If LeDoux’s reconsolidation writing is correct, perhaps EFT creates results by this process, raising memories in a new context, and helping them to store in a more positive, peaceful, hopeful, loving environment.

If you read the rest of Synaptic Self, that quote above about reconsolidation will start to make sense in the details as well as the overall impact of recombination.  LeDoux’s details expand on the working of synapses – the connections between brain cells.  Understanding synapses lets us understand how the brain creates and maintains memories, how emotions process, how motivation gets acted upon, and every other aspect of who we are.  Even though the functions represent such drastic variety, the same synaptic chemistry underlies it all.  As LeDoux writes already on page 2 of Synaptic Self “My notion of self is pretty simple; it’s that your ‘self,’ the essence of who you are, reflects patterns of interconnectivity between neurons in your brain.”
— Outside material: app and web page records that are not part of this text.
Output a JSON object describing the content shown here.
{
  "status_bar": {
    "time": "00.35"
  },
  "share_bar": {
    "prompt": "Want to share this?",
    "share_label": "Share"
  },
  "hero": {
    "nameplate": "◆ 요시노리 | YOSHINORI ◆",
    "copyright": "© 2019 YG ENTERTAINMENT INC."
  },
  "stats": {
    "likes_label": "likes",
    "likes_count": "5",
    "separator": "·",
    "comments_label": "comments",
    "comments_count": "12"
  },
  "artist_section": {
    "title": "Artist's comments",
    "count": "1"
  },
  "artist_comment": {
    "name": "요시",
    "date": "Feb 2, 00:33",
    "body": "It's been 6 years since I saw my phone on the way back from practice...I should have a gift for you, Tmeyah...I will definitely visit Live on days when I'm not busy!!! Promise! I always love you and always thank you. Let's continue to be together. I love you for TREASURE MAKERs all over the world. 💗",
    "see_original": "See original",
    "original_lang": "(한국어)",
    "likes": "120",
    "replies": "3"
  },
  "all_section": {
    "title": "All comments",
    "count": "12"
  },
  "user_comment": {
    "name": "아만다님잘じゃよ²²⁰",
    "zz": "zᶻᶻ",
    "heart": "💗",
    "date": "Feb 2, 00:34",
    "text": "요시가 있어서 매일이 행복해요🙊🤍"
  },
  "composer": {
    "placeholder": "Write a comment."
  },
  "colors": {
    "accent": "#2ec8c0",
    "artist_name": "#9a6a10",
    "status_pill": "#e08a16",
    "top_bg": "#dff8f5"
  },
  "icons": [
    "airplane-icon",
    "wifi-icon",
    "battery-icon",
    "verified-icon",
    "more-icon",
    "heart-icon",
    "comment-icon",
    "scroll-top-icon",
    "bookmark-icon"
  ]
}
Much of Synaptic Self works to explain what researchers know about synapses and synaptic transmission.  With these building blocks, LeDoux then looks at the three aspects of what he calls, “the Mental Trilogy” thinking, emotion, and motivation.   Following the Mental Trilogy, Le Doux covers a variety of mental illnesses from the perspective of synapses.  Although I’ve confessed to what a challenge I found this reading, the simplicity of looking at things from a synaptic level provides an amazing powerful framework.  GABA, glutamate,  Hebbian plasiticity, LTP all the things that happen at synapses;  when synapses change, so does the state of our being – schizophrenia, depression, anxiety, normalcy, mood, memory, emotion, motivation.
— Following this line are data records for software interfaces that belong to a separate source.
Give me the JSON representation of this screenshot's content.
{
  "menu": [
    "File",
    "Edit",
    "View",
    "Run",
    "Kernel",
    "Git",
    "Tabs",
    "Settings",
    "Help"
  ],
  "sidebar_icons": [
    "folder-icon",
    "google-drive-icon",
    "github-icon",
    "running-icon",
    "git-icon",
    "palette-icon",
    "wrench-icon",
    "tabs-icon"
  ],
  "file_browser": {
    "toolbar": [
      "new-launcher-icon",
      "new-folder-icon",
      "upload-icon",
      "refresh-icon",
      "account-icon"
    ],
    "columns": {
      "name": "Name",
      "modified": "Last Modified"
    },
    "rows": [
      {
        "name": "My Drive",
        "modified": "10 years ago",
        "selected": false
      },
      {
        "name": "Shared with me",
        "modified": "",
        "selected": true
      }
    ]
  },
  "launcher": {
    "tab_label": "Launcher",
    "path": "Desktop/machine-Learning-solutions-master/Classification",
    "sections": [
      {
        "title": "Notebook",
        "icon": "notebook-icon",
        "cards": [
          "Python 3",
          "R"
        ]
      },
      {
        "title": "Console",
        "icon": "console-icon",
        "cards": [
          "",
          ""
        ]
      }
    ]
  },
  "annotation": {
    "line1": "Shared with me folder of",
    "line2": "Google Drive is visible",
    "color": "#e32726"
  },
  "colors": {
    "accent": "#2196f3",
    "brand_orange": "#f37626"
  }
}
Finally, by the end of Synaptic Sickness LeDoux “bites the bullet” to give his theory on how he thinks synapses, “make us who we are.”  He provides seven principles, all of them seem imminently reasonable after you wade through the book.  If you even think you might be interested, grab Synaptic Self and give it a go.  If you get through this and The Emotional Brain you’ll never think about life the same way again.